Research about exercise demonstrates that it improves not only physical fitness, but mental fitness as well. This means that exercise helps you to manage mental and emotional fatigue. Participating in regular aerobic exercise has also been found to improve and stabilize mood, as well as increase self-esteem. In fact, five minutes of aerobic exercise can help stimulate anti-anxiety effects.
A different study found that exercise has a calming effect on certain areas of the brain. A study using mice found that mice that are more physically active are less susceptible to certain aspects of stress than sedentary mice. These findings can be applied to people as well.
In fact, according to the United States’ Office of Disease Prevention and Health Promotion (ODPHP), dedicating at least 2 hours and 30 minutes of moderate to intense aerobic activity (like brisk walking) per week, or at least 1 hour and 15 minutes to vigorous-intense aerobic activity (like jogging) per week, can lead to “substantial” health benefits. It may not be easy to find time to make for exercise, but the ODPHP reassures that getting as much exercise as you can into your schedule is surely better, and healthier than remaining sedentary.
4. Practice mindfulness to overcome anxiety.
Mindfulness is the act of bringing light to the present, without focusing your attention on the past or future. When put in terms of meditation, it’s the act of sitting comfortably, focusing on your breathing, and practicing mindfulness.
Mindful meditation works because of the mind-body duality. That is, if your mind is stressed, your body will be stressed as well. On the other hand, if you relax your mind, your body will be relaxed as well. Meditation works on the power of your mind, and its ability to control and regulate how your body reacts to stress.
Whether or not you choose to incorporate the meditation portion, mindfulness in itself is a game changer. By removing yourself from the distractive future or past, and focusing your thoughts on what is present and tangible, you are forcing yourself to look at things that are solely pertinent, real, and maybe even more urgent. It helps you to distinguish and prioritize. Does this exam really determine who I am as a person, or what I am capable of as a scholar? Is worrying about the next business meeting really going to help me to do better and be productive, or is it actually negatively affecting the tasks that I’m doing right now?
5. Talk it out to overcome anxiety.
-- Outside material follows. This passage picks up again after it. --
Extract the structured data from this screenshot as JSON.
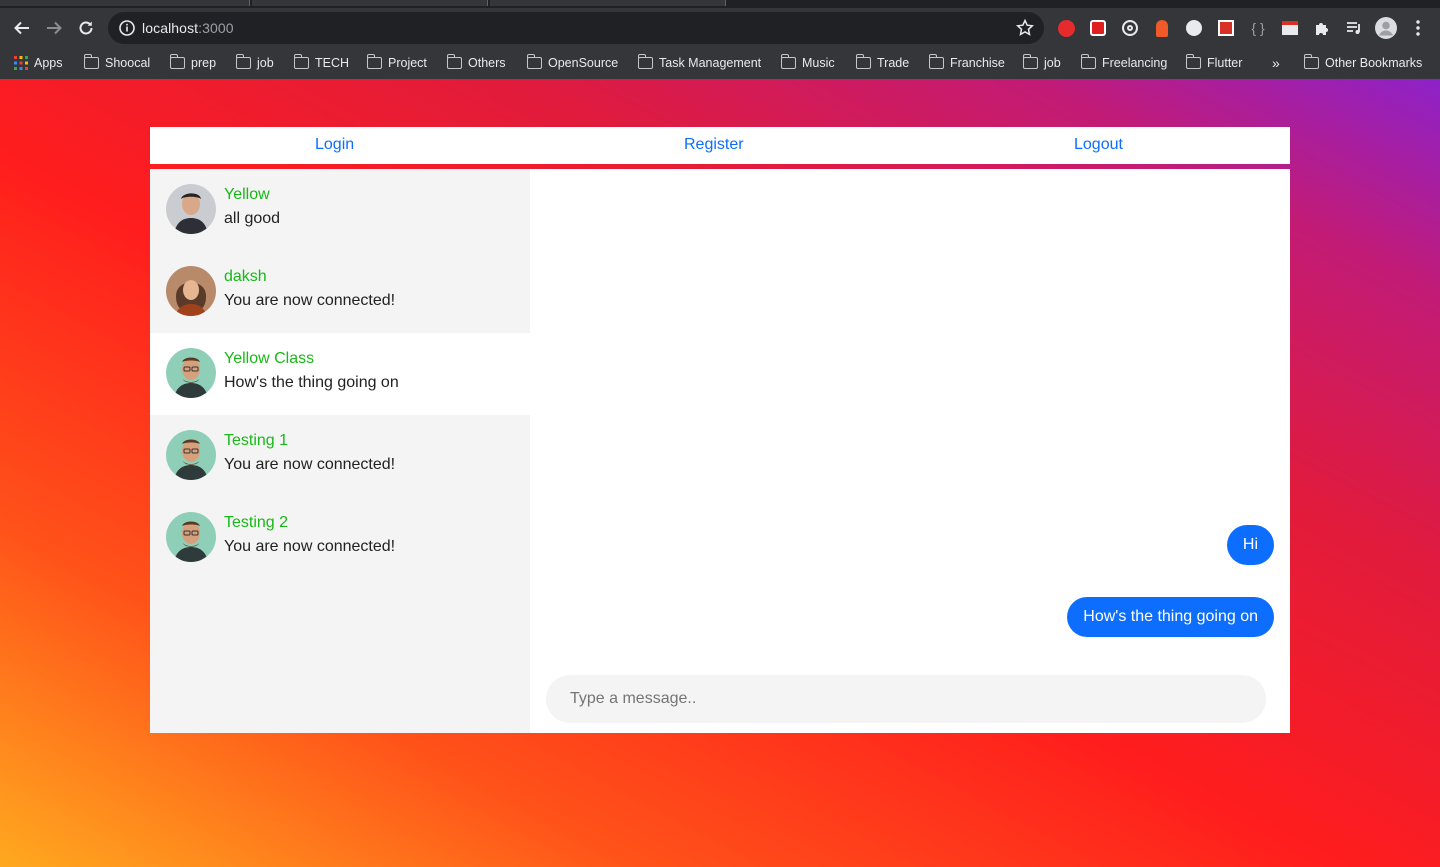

Whether it be a friend or a therapist, don’t be afraid to talk about anxiety. Hearing your thoughts outloud can help you process and see how much anxiety is affecting your life as well. If you have access to professional help, this can be even more helpful.
Starting a dialogue on anxiety – even if it’s just about your personal struggles, can help you connect with other people who struggle with it as well. As stated earlier in the article, a lot of people struggle with anxiety disorders – you can probably guess that even more struggle with just “passing” anxiety.
When you’re struggling with anxiety, or any mental unwellness for the matter, it can get lonely because you feel like no one understands you. But as you get the conversation going, you’ll realize that you’re not the only one struggling with feelings of anxiety. And if the person you’re talking to didn’t know about anxiety before, they might begin to understand their own instances of anxiety as well.
An important reminder when talking about your anxiety is to not just focus on the symptoms that you’re having, but to focus on the trigger, or cause of anxiety itself. Talking about the symptoms can only get the conversation so far. Instead, talking about your trigger can help generate productive and reflective thoughts about why you might be experiencing anxiety in response to it.
Just as triggers can differ from person to person, so can the helpfulness of strategies to overcome anxiety. Some strategies work better depending on the person. Don’t limit yourself from trying only a few of these strategies. Anxiety can end up putting you in a mental prison, and may leave you under the impression that your capabilities are limited. The best thing that you can do to tackle the crippling effects of anxiety head on is to go out of your way to find what works for you.